Adkins got his initial selection and tactics spot on. Replacing Guly with Gaston Ramirez was a brave call, but ultimately the right one. Guly's final ball was superb, but he also contributed a lot defensively. Would Ramirez have offered the same cover to Shaw? Highly unlikely. The four attacking players all brought something different to the table. We mentioned in the Fulham report how Saints were lacking something going forward, but that wasn't the case in this game. We had a number of different outlets to utilise. Guly could pick out his man; Puncheon was very direct in his running. Rodriguez could get in behind the defence with his movement, while Lambert was strong on the air and on the ground. Defensively we weren't perfect, but that was to be expected with a reshuffled back-four. Yoshida and Hooiveld did a reasonable job in their respective roles, but it goes without saying we would have probably been slightly better off had Clyne been fit. The young full-back was in attendance, and didn't seem to be suffering too much, so presumably his injury isn't too bad. If you were being ultra-critical, perhaps you could have questioned Adkins for not bringing on a third and final sub, with so many tired legs out there. Still, there's a very thin line between success and failure in this game. Had that last goal not gone in everyone would have been hailed a hero. Fans will complain about the team blowing the lead, but there was little anyone could have done about Jerome's hit, so it would be unfair to be too critical of the lads. Free-scoring Arsenal looks a very tough proposition up next. It's not completely inconceivable that we could get a result, but it will be tough. If the defence is organised and we created as many chances as we did against Stoke, then we'll have a chance.
Davis: 5. Should have done better for the second goal. Never looked completely comfortable against Stoke's direct play
Yoshida: 6. Looked more comfortable at full-back than he has done previously
Fonte: 6. Distribution not the best, but defensively sound
Hooiveld: 6. Lost his man for the first goal, but otherwise fairly solid

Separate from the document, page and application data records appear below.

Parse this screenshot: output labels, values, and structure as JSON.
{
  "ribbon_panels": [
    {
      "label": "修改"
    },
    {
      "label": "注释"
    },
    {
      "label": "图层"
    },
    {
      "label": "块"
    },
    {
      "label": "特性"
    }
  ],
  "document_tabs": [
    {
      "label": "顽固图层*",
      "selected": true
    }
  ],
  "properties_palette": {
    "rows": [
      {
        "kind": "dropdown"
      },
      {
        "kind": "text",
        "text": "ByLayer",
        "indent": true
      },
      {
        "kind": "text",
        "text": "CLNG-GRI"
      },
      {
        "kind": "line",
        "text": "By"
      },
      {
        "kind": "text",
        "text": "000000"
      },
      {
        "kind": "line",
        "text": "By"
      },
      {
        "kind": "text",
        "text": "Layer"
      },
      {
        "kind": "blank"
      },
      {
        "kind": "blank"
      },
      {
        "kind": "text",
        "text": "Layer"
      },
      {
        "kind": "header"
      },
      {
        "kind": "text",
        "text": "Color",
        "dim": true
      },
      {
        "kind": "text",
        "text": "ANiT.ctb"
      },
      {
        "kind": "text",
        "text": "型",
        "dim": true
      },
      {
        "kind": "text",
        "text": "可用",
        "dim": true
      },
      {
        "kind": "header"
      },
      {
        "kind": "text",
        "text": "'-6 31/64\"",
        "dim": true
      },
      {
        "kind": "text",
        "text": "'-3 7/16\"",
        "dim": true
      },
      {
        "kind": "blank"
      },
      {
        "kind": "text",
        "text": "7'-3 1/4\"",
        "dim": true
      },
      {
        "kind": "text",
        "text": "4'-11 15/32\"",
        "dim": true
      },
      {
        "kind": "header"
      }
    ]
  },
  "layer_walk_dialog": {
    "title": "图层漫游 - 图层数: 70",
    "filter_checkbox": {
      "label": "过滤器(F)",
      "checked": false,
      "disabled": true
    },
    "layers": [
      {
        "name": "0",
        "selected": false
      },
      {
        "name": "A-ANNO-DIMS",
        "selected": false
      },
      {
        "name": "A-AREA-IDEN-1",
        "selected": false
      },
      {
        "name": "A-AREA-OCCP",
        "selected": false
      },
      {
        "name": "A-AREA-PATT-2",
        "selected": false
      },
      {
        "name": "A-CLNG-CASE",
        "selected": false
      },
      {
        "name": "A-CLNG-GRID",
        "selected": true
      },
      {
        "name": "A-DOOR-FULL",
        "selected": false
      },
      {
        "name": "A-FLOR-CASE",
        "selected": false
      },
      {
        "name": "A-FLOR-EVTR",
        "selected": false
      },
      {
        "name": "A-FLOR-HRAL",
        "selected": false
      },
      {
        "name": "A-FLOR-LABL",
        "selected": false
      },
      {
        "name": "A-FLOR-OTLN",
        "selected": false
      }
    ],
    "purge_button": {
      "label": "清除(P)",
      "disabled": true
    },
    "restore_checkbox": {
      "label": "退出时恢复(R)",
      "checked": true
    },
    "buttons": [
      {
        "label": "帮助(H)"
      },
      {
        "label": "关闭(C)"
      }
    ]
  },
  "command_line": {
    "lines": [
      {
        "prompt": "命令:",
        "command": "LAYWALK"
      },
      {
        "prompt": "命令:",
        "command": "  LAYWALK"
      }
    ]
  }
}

Shaw: 6. Struggled on occasions against Stoke's physical approach early on, but improved as the game wore on
Cork: 7. Usual Cork performance. Kept things ticking with intelligent footwork and movement
Schneiderlin: 7. A really energetic box-to-box display
Puncheon: 7. Looked dangerous, particularly when Saints attacked on the break
Rodriguez: 7. One of his best showings in a Saints shirt yet. Superb movement
Guly: 7. Provided a number of pin-point crosses from deep, including the one for the first goal. Also helped out defensively. Only negative was the second half sitter
Lambert: 7. Excellent link-up play and another goal
Fox: Nothing really of note to say. Only surprise was that he wasn't brought on sooner
Richardson: Over-hit a cross ever so slightly towards the end of the game, which could have earned Saints a winner